And here we have Italians playing the Chinese national anthem to thank China for providing aid to Italy!
In many countries songs are gradually being replaced by silence, either because normality is gradually and precariously returning, as in Wuhan, or else because the horror of the situation, as in Italy, is just too great. However, music also encourages us to look forward to better times.
This one is a Norwegian song called “we will meet” written by Hans-Olav Mørk and composer Hilde Trætteberg Serkland. It is about meeting in a café and a church when this is over. The second verse is about promising each other to share what we learned when this is over, and the third one says that we already know the answer: that to love each other is to carry burdens when someone else has too much to carry and lift somebody up when they have fallen.
To end this potentially endless blog post, we come back to poems and children, our hope for the future.
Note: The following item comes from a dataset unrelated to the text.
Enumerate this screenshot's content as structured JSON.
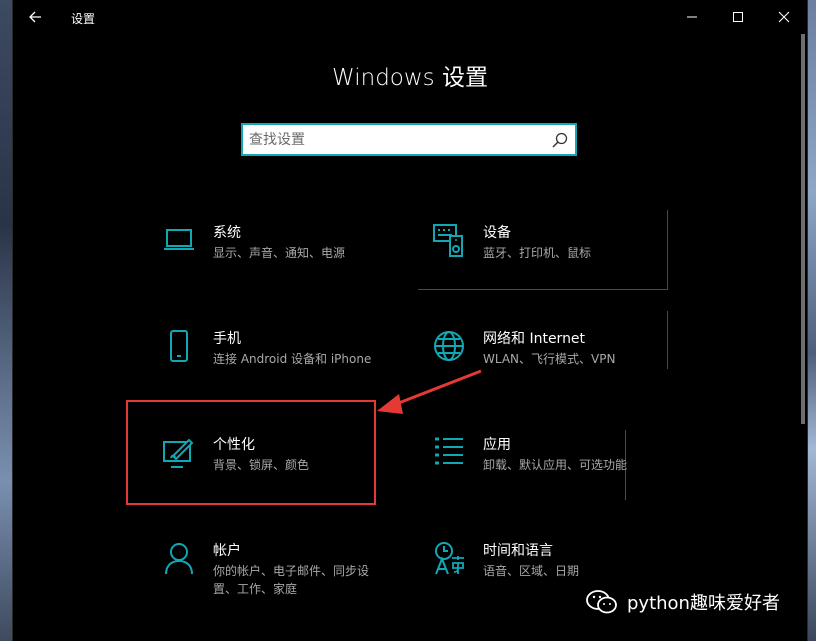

This one, by Louise Gribbons, ends on a hopeful note that we will take better care of the world after we have given it a ‘spring clean’.
The Time We Spring-Cleaned the World
(Poem for children)
The world it got so busy,
There were people all around.
They left their germs behind them;
In the air and on the ground.
These germs grew bigger and stronger.
They wanted to come and stay.
They didn’t want to hurt anyone –
They just really wanted to play.
Sometimes they tried to hold your hand,
Or tickled your throat or your nose.
They could make you cough and sneeze
And make your face as red as a rose.
And so these germs took over.
They started to make people ill,
And with every cough we coughed
More and more germs would spill.
All the queens and kings had a meeting.
“It’s time to clean the world up!” they said.
And so they had to close lots of fun stuff,
Just so these germs couldn’t spread.
We couldn’t go to cinemas
Or restaurants for our tea.
There was no football or parties,
The world got as quiet as can be.
The kids stopped going to school,
The mums and dads went to work less.
Then a great, big, giant scrubbing brush
Cleaned the sky and the sea and the mess!
Dads started teaching the sums,
Big brothers played with us more,
Mums were in charge of homework
And we read and played jigsaws galore!
The whole world was washing their hands
And building super toilet roll forts!
Outside was quiet and peaceful,
Now home was the place for all sports.
So we played in the world that was home
And our days filled up with fun and love,
And the germs they grew smaller and smaller
And the sun watched from up above.
Then one morning the sun woke up early,
She smiled and stretched her beams wide.
The world had been fully spring cleaned,
It was time to go back outside!
We opened our doors oh so slowly
And breathed in the clean and fresh air.
We promised that forever and always
Of this beautiful world we’d take care!
Let’s all look forward to that day when we can open our doors again to the world and to each other and remember what we learned during the days of the pandemic: Be kind to each other and the world out there.